Materials provided:
__________

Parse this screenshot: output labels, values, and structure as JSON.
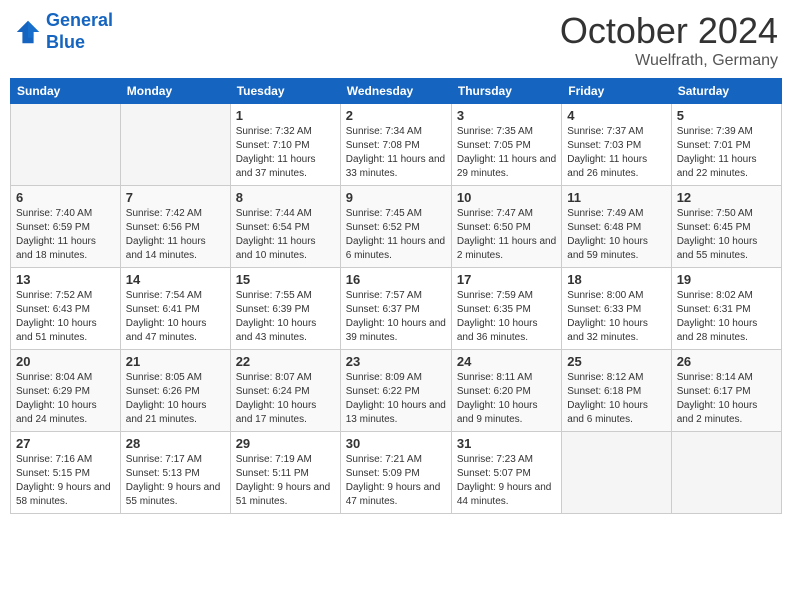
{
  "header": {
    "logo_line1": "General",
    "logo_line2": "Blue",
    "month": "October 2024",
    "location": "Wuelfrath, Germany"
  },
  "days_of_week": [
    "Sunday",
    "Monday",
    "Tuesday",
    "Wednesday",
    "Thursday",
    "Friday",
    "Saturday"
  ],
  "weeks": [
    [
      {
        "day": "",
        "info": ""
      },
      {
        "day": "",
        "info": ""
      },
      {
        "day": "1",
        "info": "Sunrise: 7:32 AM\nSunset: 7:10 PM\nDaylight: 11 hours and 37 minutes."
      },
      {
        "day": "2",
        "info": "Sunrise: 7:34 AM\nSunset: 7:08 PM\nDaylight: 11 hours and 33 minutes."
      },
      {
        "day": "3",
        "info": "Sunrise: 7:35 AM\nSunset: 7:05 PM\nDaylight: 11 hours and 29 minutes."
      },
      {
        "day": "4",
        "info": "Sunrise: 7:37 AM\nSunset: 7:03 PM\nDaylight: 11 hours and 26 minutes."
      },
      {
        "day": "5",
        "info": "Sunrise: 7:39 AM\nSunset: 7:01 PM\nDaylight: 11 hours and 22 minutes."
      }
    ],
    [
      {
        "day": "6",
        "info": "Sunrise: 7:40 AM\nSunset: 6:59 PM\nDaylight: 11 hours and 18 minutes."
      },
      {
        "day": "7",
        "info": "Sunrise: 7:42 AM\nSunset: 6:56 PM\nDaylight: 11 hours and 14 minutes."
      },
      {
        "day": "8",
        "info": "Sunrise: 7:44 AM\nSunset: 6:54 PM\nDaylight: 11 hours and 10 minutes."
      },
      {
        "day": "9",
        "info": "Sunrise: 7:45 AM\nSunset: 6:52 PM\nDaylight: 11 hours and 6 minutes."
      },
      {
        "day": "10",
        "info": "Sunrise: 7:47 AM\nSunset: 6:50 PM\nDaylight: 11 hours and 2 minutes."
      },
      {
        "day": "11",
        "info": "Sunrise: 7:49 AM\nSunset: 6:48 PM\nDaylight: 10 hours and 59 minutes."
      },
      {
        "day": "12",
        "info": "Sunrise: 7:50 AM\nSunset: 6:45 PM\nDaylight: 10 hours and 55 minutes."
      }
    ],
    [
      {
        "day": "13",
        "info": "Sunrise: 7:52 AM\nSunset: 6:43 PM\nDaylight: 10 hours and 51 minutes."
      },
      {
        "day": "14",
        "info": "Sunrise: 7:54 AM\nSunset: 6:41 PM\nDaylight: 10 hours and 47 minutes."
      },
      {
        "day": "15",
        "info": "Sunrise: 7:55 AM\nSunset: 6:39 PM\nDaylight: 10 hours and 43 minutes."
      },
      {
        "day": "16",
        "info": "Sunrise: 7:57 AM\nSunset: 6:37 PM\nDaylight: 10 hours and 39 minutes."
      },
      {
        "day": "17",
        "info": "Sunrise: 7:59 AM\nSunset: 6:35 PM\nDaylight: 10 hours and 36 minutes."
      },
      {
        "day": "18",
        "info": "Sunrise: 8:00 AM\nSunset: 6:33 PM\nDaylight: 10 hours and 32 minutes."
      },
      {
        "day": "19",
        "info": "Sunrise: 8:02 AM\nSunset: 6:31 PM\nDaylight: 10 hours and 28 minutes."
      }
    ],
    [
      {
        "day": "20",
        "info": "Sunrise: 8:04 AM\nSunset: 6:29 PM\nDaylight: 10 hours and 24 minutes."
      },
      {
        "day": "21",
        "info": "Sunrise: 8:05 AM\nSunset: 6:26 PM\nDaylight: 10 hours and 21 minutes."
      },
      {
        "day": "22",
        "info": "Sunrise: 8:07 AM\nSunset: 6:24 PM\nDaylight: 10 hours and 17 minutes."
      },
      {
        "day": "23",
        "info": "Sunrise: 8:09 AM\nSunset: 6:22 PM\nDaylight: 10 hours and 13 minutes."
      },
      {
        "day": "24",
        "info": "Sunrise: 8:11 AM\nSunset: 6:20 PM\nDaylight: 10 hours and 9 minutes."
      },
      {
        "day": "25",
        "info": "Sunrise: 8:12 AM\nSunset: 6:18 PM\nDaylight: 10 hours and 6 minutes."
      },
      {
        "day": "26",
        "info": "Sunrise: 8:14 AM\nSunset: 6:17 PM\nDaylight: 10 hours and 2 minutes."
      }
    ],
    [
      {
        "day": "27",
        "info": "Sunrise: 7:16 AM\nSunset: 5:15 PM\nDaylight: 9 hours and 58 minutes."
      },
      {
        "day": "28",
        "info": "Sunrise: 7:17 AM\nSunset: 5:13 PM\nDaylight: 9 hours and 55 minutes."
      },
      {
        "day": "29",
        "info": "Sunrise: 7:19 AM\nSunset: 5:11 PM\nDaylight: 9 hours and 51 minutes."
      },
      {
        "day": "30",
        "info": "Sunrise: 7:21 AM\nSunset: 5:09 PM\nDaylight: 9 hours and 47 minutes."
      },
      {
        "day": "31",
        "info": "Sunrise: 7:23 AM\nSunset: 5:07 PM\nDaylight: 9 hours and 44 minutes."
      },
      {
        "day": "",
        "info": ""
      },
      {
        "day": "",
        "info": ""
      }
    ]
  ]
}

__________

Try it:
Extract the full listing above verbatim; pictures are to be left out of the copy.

Completed task:
Parse this screenshot: output labels, values, and structure as JSON.
{
  "header": {
    "logo_line1": "General",
    "logo_line2": "Blue",
    "month": "October 2024",
    "location": "Wuelfrath, Germany"
  },
  "days_of_week": [
    "Sunday",
    "Monday",
    "Tuesday",
    "Wednesday",
    "Thursday",
    "Friday",
    "Saturday"
  ],
  "weeks": [
    [
      {
        "day": "",
        "info": ""
      },
      {
        "day": "",
        "info": ""
      },
      {
        "day": "1",
        "info": "Sunrise: 7:32 AM\nSunset: 7:10 PM\nDaylight: 11 hours and 37 minutes."
      },
      {
        "day": "2",
        "info": "Sunrise: 7:34 AM\nSunset: 7:08 PM\nDaylight: 11 hours and 33 minutes."
      },
      {
        "day": "3",
        "info": "Sunrise: 7:35 AM\nSunset: 7:05 PM\nDaylight: 11 hours and 29 minutes."
      },
      {
        "day": "4",
        "info": "Sunrise: 7:37 AM\nSunset: 7:03 PM\nDaylight: 11 hours and 26 minutes."
      },
      {
        "day": "5",
        "info": "Sunrise: 7:39 AM\nSunset: 7:01 PM\nDaylight: 11 hours and 22 minutes."
      }
    ],
    [
      {
        "day": "6",
        "info": "Sunrise: 7:40 AM\nSunset: 6:59 PM\nDaylight: 11 hours and 18 minutes."
      },
      {
        "day": "7",
        "info": "Sunrise: 7:42 AM\nSunset: 6:56 PM\nDaylight: 11 hours and 14 minutes."
      },
      {
        "day": "8",
        "info": "Sunrise: 7:44 AM\nSunset: 6:54 PM\nDaylight: 11 hours and 10 minutes."
      },
      {
        "day": "9",
        "info": "Sunrise: 7:45 AM\nSunset: 6:52 PM\nDaylight: 11 hours and 6 minutes."
      },
      {
        "day": "10",
        "info": "Sunrise: 7:47 AM\nSunset: 6:50 PM\nDaylight: 11 hours and 2 minutes."
      },
      {
        "day": "11",
        "info": "Sunrise: 7:49 AM\nSunset: 6:48 PM\nDaylight: 10 hours and 59 minutes."
      },
      {
        "day": "12",
        "info": "Sunrise: 7:50 AM\nSunset: 6:45 PM\nDaylight: 10 hours and 55 minutes."
      }
    ],
    [
      {
        "day": "13",
        "info": "Sunrise: 7:52 AM\nSunset: 6:43 PM\nDaylight: 10 hours and 51 minutes."
      },
      {
        "day": "14",
        "info": "Sunrise: 7:54 AM\nSunset: 6:41 PM\nDaylight: 10 hours and 47 minutes."
      },
      {
        "day": "15",
        "info": "Sunrise: 7:55 AM\nSunset: 6:39 PM\nDaylight: 10 hours and 43 minutes."
      },
      {
        "day": "16",
        "info": "Sunrise: 7:57 AM\nSunset: 6:37 PM\nDaylight: 10 hours and 39 minutes."
      },
      {
        "day": "17",
        "info": "Sunrise: 7:59 AM\nSunset: 6:35 PM\nDaylight: 10 hours and 36 minutes."
      },
      {
        "day": "18",
        "info": "Sunrise: 8:00 AM\nSunset: 6:33 PM\nDaylight: 10 hours and 32 minutes."
      },
      {
        "day": "19",
        "info": "Sunrise: 8:02 AM\nSunset: 6:31 PM\nDaylight: 10 hours and 28 minutes."
      }
    ],
    [
      {
        "day": "20",
        "info": "Sunrise: 8:04 AM\nSunset: 6:29 PM\nDaylight: 10 hours and 24 minutes."
      },
      {
        "day": "21",
        "info": "Sunrise: 8:05 AM\nSunset: 6:26 PM\nDaylight: 10 hours and 21 minutes."
      },
      {
        "day": "22",
        "info": "Sunrise: 8:07 AM\nSunset: 6:24 PM\nDaylight: 10 hours and 17 minutes."
      },
      {
        "day": "23",
        "info": "Sunrise: 8:09 AM\nSunset: 6:22 PM\nDaylight: 10 hours and 13 minutes."
      },
      {
        "day": "24",
        "info": "Sunrise: 8:11 AM\nSunset: 6:20 PM\nDaylight: 10 hours and 9 minutes."
      },
      {
        "day": "25",
        "info": "Sunrise: 8:12 AM\nSunset: 6:18 PM\nDaylight: 10 hours and 6 minutes."
      },
      {
        "day": "26",
        "info": "Sunrise: 8:14 AM\nSunset: 6:17 PM\nDaylight: 10 hours and 2 minutes."
      }
    ],
    [
      {
        "day": "27",
        "info": "Sunrise: 7:16 AM\nSunset: 5:15 PM\nDaylight: 9 hours and 58 minutes."
      },
      {
        "day": "28",
        "info": "Sunrise: 7:17 AM\nSunset: 5:13 PM\nDaylight: 9 hours and 55 minutes."
      },
      {
        "day": "29",
        "info": "Sunrise: 7:19 AM\nSunset: 5:11 PM\nDaylight: 9 hours and 51 minutes."
      },
      {
        "day": "30",
        "info": "Sunrise: 7:21 AM\nSunset: 5:09 PM\nDaylight: 9 hours and 47 minutes."
      },
      {
        "day": "31",
        "info": "Sunrise: 7:23 AM\nSunset: 5:07 PM\nDaylight: 9 hours and 44 minutes."
      },
      {
        "day": "",
        "info": ""
      },
      {
        "day": "",
        "info": ""
      }
    ]
  ]
}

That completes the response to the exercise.